▶ _What the task asks_
Wherever a line in the data below holds "grid", copy that line.

[Data section Boundary: Start]

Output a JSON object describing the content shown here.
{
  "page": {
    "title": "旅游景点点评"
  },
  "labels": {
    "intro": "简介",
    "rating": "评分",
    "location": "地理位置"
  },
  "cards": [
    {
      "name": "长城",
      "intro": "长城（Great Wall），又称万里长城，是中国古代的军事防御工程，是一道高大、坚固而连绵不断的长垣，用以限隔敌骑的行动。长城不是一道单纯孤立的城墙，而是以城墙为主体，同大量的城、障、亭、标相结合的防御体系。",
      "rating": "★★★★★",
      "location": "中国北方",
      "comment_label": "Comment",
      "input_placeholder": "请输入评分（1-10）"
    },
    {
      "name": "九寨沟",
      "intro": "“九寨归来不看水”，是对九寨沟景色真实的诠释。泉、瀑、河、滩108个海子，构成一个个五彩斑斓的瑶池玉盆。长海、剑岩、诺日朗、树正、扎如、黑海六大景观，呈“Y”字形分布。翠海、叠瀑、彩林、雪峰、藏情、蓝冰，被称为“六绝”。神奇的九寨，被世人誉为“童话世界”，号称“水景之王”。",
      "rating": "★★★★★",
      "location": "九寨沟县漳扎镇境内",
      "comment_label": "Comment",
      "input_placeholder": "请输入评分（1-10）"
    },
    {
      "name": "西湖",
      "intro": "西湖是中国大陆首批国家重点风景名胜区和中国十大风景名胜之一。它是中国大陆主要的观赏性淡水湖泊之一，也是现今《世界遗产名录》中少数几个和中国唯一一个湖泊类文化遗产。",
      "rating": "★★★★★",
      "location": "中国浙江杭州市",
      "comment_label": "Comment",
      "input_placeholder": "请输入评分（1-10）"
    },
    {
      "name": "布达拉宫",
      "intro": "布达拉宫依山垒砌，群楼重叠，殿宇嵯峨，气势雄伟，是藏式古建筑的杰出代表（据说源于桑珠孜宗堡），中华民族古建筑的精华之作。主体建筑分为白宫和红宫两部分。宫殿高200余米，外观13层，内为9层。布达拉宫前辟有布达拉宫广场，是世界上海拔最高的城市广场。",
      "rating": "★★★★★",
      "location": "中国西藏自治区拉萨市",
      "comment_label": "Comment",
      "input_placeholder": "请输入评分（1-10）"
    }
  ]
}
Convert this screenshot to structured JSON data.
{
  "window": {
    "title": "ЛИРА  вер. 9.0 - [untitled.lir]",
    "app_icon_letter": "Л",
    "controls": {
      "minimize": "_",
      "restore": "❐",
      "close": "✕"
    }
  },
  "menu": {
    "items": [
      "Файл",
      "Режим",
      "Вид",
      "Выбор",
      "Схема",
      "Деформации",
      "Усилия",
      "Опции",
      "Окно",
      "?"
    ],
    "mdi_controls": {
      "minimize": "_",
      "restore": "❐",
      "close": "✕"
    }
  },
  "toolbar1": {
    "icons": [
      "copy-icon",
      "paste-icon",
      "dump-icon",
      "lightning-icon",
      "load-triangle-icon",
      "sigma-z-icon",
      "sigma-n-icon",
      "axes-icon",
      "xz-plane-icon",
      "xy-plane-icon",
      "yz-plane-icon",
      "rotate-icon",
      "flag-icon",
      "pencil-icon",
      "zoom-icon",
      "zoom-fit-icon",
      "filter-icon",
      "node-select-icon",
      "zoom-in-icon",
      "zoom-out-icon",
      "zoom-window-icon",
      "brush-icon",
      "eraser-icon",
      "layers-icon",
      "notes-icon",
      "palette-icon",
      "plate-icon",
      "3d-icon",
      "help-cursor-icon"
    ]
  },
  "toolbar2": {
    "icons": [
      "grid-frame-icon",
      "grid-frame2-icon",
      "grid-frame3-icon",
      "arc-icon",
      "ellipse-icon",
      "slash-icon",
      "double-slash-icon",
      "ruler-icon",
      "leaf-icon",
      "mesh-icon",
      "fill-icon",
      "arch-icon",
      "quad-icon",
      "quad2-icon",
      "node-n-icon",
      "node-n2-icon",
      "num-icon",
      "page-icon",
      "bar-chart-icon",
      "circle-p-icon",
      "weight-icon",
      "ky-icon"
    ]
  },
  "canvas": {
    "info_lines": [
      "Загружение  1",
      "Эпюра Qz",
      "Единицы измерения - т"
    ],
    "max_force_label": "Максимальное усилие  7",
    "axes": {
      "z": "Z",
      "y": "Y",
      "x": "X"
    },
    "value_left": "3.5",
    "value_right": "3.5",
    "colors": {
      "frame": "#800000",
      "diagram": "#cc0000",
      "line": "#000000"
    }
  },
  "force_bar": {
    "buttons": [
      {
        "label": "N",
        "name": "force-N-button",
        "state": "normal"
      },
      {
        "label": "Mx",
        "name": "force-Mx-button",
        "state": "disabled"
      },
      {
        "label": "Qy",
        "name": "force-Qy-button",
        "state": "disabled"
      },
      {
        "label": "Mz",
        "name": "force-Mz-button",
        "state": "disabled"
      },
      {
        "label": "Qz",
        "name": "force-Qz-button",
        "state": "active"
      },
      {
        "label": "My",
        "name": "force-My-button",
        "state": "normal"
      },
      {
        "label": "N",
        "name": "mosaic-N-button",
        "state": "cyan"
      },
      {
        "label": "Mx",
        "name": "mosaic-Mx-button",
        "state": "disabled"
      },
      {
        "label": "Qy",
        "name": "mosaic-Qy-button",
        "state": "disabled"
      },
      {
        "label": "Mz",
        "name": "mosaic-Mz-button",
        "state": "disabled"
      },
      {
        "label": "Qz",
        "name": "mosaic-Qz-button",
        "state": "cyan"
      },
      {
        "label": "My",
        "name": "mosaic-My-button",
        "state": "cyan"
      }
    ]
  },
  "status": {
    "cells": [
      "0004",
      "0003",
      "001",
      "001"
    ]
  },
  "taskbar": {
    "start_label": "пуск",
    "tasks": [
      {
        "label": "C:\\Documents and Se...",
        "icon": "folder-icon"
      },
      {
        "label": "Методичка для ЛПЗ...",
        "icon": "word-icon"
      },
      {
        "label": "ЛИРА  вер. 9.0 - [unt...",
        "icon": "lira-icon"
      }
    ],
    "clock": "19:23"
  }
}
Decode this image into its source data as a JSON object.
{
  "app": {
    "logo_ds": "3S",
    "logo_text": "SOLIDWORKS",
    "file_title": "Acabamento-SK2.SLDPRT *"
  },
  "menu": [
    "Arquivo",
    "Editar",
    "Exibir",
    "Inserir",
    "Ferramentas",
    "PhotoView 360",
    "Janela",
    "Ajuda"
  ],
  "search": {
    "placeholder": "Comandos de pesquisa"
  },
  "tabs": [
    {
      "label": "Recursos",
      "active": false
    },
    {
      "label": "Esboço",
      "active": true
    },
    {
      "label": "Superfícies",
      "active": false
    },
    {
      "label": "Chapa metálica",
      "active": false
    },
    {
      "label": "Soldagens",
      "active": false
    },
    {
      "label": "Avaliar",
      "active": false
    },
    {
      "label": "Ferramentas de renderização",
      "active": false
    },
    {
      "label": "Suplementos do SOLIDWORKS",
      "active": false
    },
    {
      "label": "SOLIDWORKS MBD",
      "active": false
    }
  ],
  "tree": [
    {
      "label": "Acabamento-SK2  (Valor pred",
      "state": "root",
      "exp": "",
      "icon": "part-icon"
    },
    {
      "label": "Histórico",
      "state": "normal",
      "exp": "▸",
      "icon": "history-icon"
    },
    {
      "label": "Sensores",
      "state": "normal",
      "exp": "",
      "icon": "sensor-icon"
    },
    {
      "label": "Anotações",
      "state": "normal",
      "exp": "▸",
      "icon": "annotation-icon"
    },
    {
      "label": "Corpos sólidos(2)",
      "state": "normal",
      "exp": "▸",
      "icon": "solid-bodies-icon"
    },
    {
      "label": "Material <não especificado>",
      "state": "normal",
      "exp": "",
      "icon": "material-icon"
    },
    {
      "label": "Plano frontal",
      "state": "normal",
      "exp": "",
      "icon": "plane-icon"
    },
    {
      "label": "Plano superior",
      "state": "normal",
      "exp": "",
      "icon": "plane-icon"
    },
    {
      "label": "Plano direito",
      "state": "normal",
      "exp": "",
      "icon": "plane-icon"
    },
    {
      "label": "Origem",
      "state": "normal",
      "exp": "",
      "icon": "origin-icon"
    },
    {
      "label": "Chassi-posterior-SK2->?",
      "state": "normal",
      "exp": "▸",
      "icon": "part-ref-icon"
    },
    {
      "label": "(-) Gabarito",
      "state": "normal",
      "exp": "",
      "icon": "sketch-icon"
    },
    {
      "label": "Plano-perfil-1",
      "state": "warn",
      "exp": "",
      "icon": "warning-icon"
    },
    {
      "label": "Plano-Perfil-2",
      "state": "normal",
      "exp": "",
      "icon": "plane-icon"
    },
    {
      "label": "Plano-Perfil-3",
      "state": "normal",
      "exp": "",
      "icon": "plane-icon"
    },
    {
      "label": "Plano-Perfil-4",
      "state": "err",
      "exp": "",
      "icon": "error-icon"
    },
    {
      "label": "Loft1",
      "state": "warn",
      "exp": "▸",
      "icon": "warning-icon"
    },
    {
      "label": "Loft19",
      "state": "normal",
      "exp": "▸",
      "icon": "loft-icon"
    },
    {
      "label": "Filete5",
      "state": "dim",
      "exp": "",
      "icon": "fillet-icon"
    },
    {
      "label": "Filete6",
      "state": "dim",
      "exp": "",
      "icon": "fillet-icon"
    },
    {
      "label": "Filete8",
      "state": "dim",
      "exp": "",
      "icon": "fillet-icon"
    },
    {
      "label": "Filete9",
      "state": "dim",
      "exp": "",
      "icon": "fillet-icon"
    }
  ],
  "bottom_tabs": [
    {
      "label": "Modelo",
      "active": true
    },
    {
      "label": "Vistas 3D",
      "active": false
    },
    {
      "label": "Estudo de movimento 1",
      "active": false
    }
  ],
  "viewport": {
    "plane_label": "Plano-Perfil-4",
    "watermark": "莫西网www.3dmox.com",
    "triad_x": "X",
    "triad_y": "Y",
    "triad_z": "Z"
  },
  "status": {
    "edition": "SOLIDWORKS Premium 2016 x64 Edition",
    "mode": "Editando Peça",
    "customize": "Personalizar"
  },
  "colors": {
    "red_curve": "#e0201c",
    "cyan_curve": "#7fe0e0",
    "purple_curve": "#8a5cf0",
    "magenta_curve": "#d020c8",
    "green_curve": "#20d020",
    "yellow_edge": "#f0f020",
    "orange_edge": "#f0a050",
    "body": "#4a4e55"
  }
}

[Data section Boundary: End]

▶ _Written response_
      "grid-frame-icon",
      "grid-frame2-icon",
      "grid-frame3-icon",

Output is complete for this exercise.